One of the oldest cities in the United States, Boston was founded on the Shawmut Peninsula in 1630 by Puritan colonists from England. It was the scene of several key events of the American Revolution, such as the Boston Massacre, the Boston Tea Party, the Battle of Bunker Hill, and the Siege of Boston. Upon American independence from Great Britain, the city continued to be an important port and manufacturing hub, as well as a center for education and culture. Through land reclamation and municipal annexation, Boston has expanded beyond the original peninsula. Boston’s many “firsts” include the United States’ first public school, Boston Latin School (1635), and first subway system (1897).
The area’s many colleges and universities make Boston an international center of higher education and medicine, and the city is considered to be a world leader in innovation for a variety of reasons. Boston’s economic base also includes finance, professional and business services, and government activities. Although the city has one of the highest costs of living in the United States, Boston ranks high on livability ratings, ranking 36th worldwide in quality of living in 2011 in a survey of 221 major cities. The median income for a household Boston was $51,739 in 2010, and the median income for a family was $61,035.
A global city, Boston is placed among the top 30 most economically powerful cities in the world. Encompassing $363 billion, the Greater Boston metropolitan area has the sixth-largest economy in the country and 12th-largest in the world. Boston’s colleges and universities have a significant effect on the regional economy. Greater Boston has more than 100 colleges and universities, and Boston attracts more than 350,000 college students from around the world, who contribute more than $4.8 billion annually to the city’s economy. Tourism comprises a large part of Boston’s economy, with 21.2 million domestic and international visitors spending $8.3 billion in 2011. Other important industries are financial services, especially mutual funds and insurance.

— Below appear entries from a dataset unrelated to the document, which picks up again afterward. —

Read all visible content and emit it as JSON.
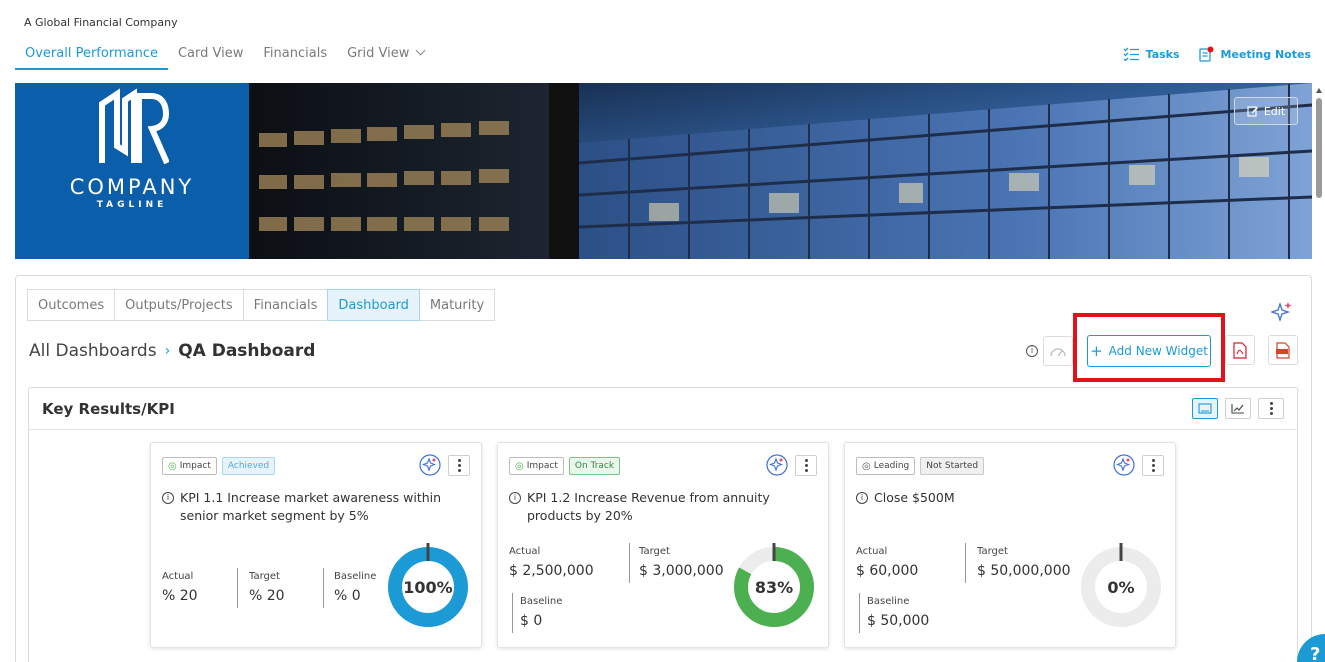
{
  "company": {
    "subtitle": "A Global Financial Company"
  },
  "nav": {
    "tabs": [
      "Overall Performance",
      "Card View",
      "Financials",
      "Grid View"
    ]
  },
  "toplinks": {
    "tasks": "Tasks",
    "meeting_notes": "Meeting Notes"
  },
  "banner": {
    "logo_name": "COMPANY",
    "logo_tagline": "TAGLINE",
    "edit_label": "Edit"
  },
  "subtabs": [
    "Outcomes",
    "Outputs/Projects",
    "Financials",
    "Dashboard",
    "Maturity"
  ],
  "breadcrumb": {
    "root": "All Dashboards",
    "current": "QA Dashboard"
  },
  "actions": {
    "add_widget_label": "Add New Widget"
  },
  "kpi_section": {
    "title": "Key Results/KPI"
  },
  "cards": [
    {
      "type_badge": "Impact",
      "status_badge": "Achieved",
      "title": "KPI 1.1 Increase market awareness within senior market segment by 5%",
      "actual_label": "Actual",
      "actual": "% 20",
      "target_label": "Target",
      "target": "% 20",
      "baseline_label": "Baseline",
      "baseline": "% 0",
      "percent_label": "100%",
      "percent": 100,
      "color": "#1b9ad6"
    },
    {
      "type_badge": "Impact",
      "status_badge": "On Track",
      "title": "KPI 1.2 Increase Revenue from annuity products by 20%",
      "actual_label": "Actual",
      "actual": "$ 2,500,000",
      "target_label": "Target",
      "target": "$ 3,000,000",
      "baseline_label": "Baseline",
      "baseline": "$ 0",
      "percent_label": "83%",
      "percent": 83,
      "color": "#4caf50"
    },
    {
      "type_badge": "Leading",
      "status_badge": "Not Started",
      "title": "Close $500M",
      "actual_label": "Actual",
      "actual": "$ 60,000",
      "target_label": "Target",
      "target": "$ 50,000,000",
      "baseline_label": "Baseline",
      "baseline": "$ 50,000",
      "percent_label": "0%",
      "percent": 0,
      "color": "#1b9ad6"
    }
  ],
  "colors": {
    "accent": "#1b9ad6",
    "highlight": "#e0131a",
    "logo_bg": "#0b5eaa",
    "track": "#ececec"
  }
}
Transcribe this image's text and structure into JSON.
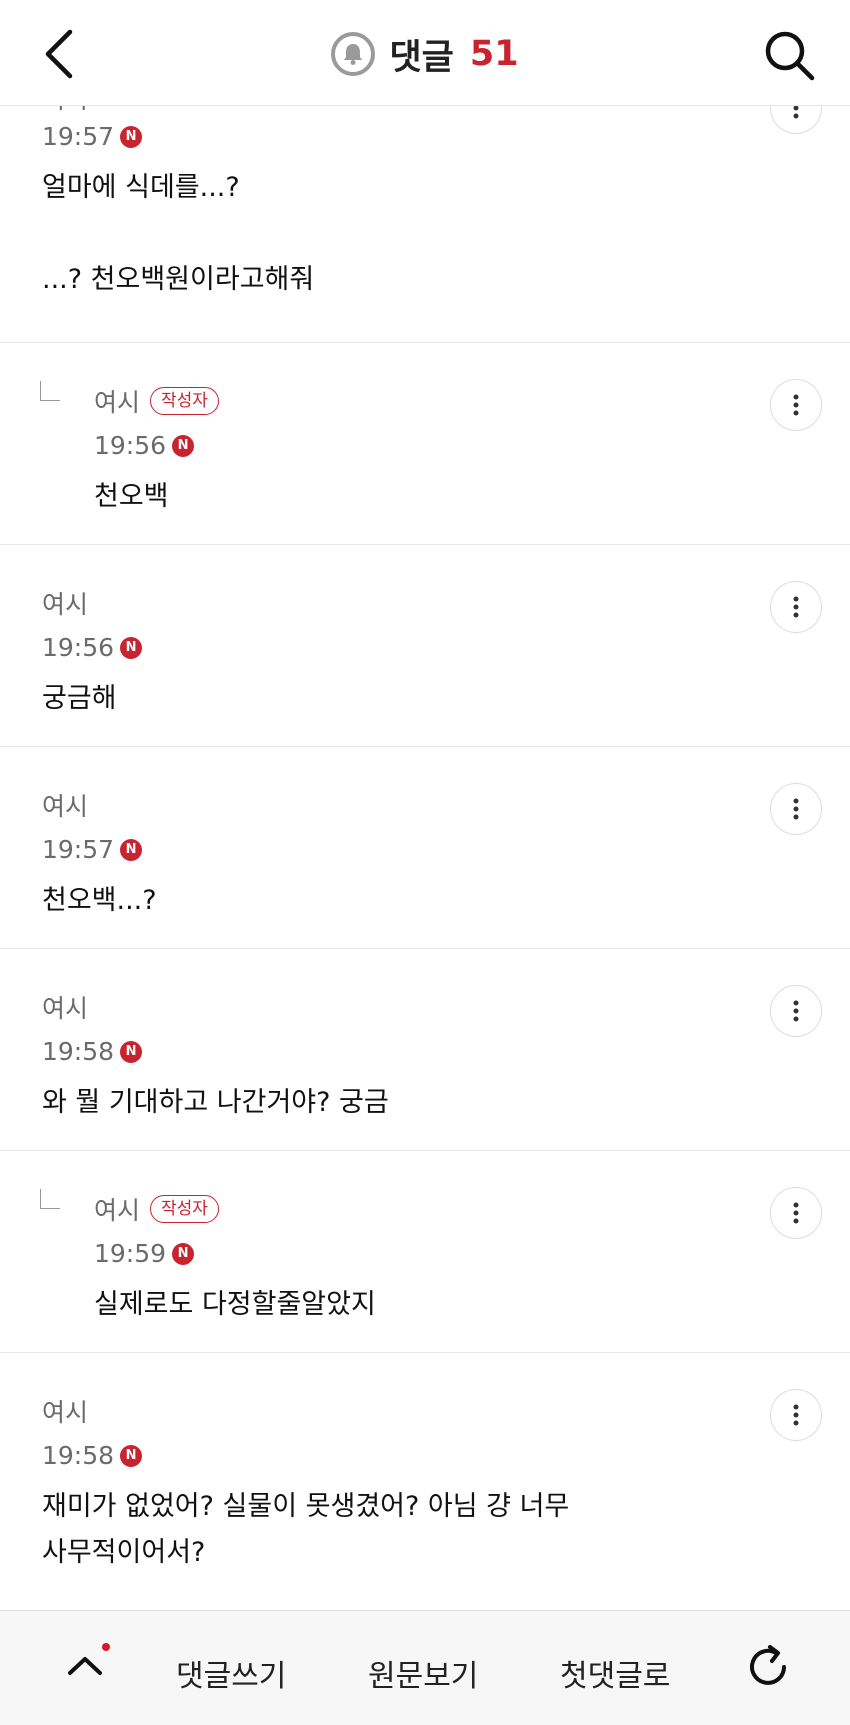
{
  "header": {
    "title": "댓글",
    "count": "51",
    "back_icon": "chevron-left-icon",
    "bell_icon": "bell-icon",
    "search_icon": "search-icon"
  },
  "comments": [
    {
      "author": "여시",
      "time": "19:57",
      "n": "N",
      "text": "얼마에 식데를...?\n\n...? 천오백원이라고해줘",
      "reply": false,
      "writer_badge": ""
    },
    {
      "author": "여시",
      "time": "19:56",
      "n": "N",
      "text": "천오백",
      "reply": true,
      "writer_badge": "작성자"
    },
    {
      "author": "여시",
      "time": "19:56",
      "n": "N",
      "text": "궁금해",
      "reply": false,
      "writer_badge": ""
    },
    {
      "author": "여시",
      "time": "19:57",
      "n": "N",
      "text": "천오백...?",
      "reply": false,
      "writer_badge": ""
    },
    {
      "author": "여시",
      "time": "19:58",
      "n": "N",
      "text": "와 뭘 기대하고 나간거야? 궁금",
      "reply": false,
      "writer_badge": ""
    },
    {
      "author": "여시",
      "time": "19:59",
      "n": "N",
      "text": "실제로도 다정할줄알았지",
      "reply": true,
      "writer_badge": "작성자"
    },
    {
      "author": "여시",
      "time": "19:58",
      "n": "N",
      "text": "재미가 없었어? 실물이 못생겼어? 아님 걍 너무\n사무적이어서?",
      "reply": false,
      "writer_badge": ""
    }
  ],
  "bottom_bar": {
    "write_label": "댓글쓰기",
    "original_label": "원문보기",
    "first_label": "첫댓글로",
    "up_icon": "chevron-up-icon",
    "refresh_icon": "refresh-icon"
  },
  "colors": {
    "accent": "#c8242f",
    "meta_text": "#6b6b6b",
    "divider": "#e8e8e8"
  }
}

Boston shares many cultural roots with greater New England, including a dialect of the non-rhotic Eastern New England accent known as Boston English, and a regional cuisine with a large emphasis on seafood, salt, and dairy products. Boston has teams in the four major North American professional sports leagues plus Major League Soccer, and has won 34 championships in these leagues, as of 2013. Boston Common, located near the Financial District and Beacon Hill, is the oldest public park in the United States.
Please download May 2018 Boston Market Report provided by The Greater Boston Association of Realtors.